"Should the city of Sarasota partner with a business to add a 200-seat restaurant and tiki bar to Lido Beach?” We asked our 28,000 Facebook fans that a few months ago, and their overwhelming reaction was summed up in one comment: “No, no, no, no, just plain no!” Lido needed to “stay humble,” our fans said, to resist our city’s “unrelenting development” and remain “a laid-back, Old Florida beach experience.”
I wondered how a project that sparks such loathing got started. It turns out that in 2012, after being slammed by the recession, the city decided it couldn’t afford to keep the Lido pool open. A group of Lido Key residents spearheaded a committee to figure out how to save the pool and presented a plan for repairs and revenue-generating improvements, including a splash pool and “enhanced food service,” for a cost of $2.9 million.
The city had only $1.2 million set aside for the project, so they decided to seek a public-private partnership. In 2015, Daiquiri Deck owners Troy Syprett and Gavin Meshad responded to the invitation to negotiate a lease. Plans developed over the next few years, and on Nov. 30, the commission voted 3 to 2 to approve the lease. The developers will spend about $4 million on repairs and improvements, including that 200-seat restaurant.
I went out to Lido on a balmy December morning to enjoy one of the concession stand’s legendary $13 lobster rolls and check out the site. The picnic area is the location of the future restaurant, which is really just an outdoor dining area that will be covered by a big canvas shade. A walk-up window will also serve beach-goers (and yes, the lobster roll will remain on the menu, promises developer Syprett.) The pavilion has tranquil, old-Florida charm, but it’s shabby, too, and it’s hard to see a low-key dining area with beautiful beach views as anything but an improvement.

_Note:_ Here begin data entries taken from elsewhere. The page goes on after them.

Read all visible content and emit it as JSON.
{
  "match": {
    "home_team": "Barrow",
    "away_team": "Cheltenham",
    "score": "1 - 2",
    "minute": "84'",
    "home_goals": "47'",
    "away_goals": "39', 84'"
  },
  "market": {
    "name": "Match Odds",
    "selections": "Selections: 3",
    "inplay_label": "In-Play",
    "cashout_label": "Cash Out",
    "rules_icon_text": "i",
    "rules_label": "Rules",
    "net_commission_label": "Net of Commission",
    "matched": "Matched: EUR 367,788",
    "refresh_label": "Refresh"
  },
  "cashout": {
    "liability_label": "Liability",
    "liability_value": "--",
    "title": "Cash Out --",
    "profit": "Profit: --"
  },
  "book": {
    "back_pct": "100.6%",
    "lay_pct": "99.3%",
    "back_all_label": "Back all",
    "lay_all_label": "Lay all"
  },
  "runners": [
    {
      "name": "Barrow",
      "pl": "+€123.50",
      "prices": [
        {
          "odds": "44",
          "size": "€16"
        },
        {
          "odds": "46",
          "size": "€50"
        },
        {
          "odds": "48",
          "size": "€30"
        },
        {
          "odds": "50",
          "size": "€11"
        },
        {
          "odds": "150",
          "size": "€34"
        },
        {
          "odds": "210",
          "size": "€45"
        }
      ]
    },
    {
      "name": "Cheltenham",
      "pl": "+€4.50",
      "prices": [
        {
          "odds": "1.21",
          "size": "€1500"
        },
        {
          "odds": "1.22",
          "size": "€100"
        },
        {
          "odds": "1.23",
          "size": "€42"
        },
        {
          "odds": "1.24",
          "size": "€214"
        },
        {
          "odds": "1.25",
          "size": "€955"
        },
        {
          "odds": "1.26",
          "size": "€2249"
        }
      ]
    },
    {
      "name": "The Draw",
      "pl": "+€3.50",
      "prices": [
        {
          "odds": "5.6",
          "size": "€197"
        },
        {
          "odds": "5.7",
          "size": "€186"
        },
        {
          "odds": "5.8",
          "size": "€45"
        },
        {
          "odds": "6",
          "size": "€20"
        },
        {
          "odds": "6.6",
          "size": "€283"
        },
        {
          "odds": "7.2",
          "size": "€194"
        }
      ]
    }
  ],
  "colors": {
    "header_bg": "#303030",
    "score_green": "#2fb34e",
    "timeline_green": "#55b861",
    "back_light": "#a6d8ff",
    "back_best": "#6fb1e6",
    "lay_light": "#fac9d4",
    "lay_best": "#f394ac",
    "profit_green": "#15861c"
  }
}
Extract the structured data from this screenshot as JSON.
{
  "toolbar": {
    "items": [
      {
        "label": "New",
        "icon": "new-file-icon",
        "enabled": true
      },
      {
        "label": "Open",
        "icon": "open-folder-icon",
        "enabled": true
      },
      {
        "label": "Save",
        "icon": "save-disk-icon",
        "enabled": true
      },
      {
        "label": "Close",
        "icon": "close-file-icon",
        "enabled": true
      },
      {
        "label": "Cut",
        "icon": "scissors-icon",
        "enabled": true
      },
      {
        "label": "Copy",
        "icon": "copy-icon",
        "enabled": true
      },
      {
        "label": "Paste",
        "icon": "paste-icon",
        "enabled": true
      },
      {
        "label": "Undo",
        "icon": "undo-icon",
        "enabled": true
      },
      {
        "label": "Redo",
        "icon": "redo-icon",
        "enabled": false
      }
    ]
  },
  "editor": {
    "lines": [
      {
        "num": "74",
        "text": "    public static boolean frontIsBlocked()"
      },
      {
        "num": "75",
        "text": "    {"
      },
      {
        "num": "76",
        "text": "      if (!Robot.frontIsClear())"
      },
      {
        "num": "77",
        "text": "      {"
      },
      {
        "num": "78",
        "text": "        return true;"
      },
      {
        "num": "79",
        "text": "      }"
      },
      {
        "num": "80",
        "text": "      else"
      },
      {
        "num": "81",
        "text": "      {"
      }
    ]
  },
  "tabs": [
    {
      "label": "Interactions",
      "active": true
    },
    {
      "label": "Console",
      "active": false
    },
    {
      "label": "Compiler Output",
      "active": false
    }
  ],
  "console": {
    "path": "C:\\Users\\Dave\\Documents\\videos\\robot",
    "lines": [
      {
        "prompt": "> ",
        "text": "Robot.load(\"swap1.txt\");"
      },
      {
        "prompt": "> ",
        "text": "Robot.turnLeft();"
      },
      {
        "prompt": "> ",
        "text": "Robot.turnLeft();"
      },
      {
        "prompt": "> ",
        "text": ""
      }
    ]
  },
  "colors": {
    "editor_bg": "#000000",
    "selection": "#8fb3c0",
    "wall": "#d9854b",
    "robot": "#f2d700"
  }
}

Some opponents say the developers are getting “a sweetheart deal.” In addition to improving and operating the entire property, they’ll pay the city 3.5 percent of their annual revenues, which they estimate will be around $4 million. They can renew the lease without further negotiations every 10 years for the next 30 years. Commissioner Jennifer Ahearn-Koch is among the critics. “If this were a better deal for the city, I would have been a lot less sure when I voted no,” she says. On the other hand, one prominent local restaurateur told me the deal seemed fair to him.
Parking is also an issue for Ahearn-Koch—and many others. There are 308 parking spaces at Lido Beach, and they already fill up quickly. Yet the operators don’t have to provide any additional spaces. According to a city spokesman, the restaurant will draw people already at the beach and “won’t be a destination.” Ahearn scoffs at that idea: “The operators know what they are doing and it [the restaurant] is on the beach. It is going to be a destination.”
Commissioner Liz Alpert, who voted for the project, says the decision was “extremely difficult.” But when she explained to opponents that the project won’t include any new buildings and “will have the same look and feel as what’s already there,” many changed their minds. “And when public-private partnership can save taxpayers money, that’s good,” she says.
Despite the parking issues, I don’t think this project will ruin Lido Beach, and I can imagine my family enjoying everything from the new poolside cabanas to a sunset drink at the tiki bar. But something bothers me about giving a business—however well-run—control of our city’s only public beach for 30 years. When I looked back at our Facebook post, I saw former county administrator John Wesley White had called the project “small thinking” and asked why the city didn’t instead try to create something as iconic as the late, great Lido Casino, a public-owned facility that was a beloved center of civic life.
I called him and asked what he meant. “The city could have reached higher,” he said—even if it did mean spending public money. “The pressure is always there not to raise taxes. But sometimes spending is an investment.” White wishes the city had launched a communitywide visioning process to build support for a facility that would have defined and enhanced our character. “Instead we’ve ended up with “a business transaction,” he said. The more I think about that, the more I agree with White’s final assessment: “It’s not bad, but it was a missed opportunity.”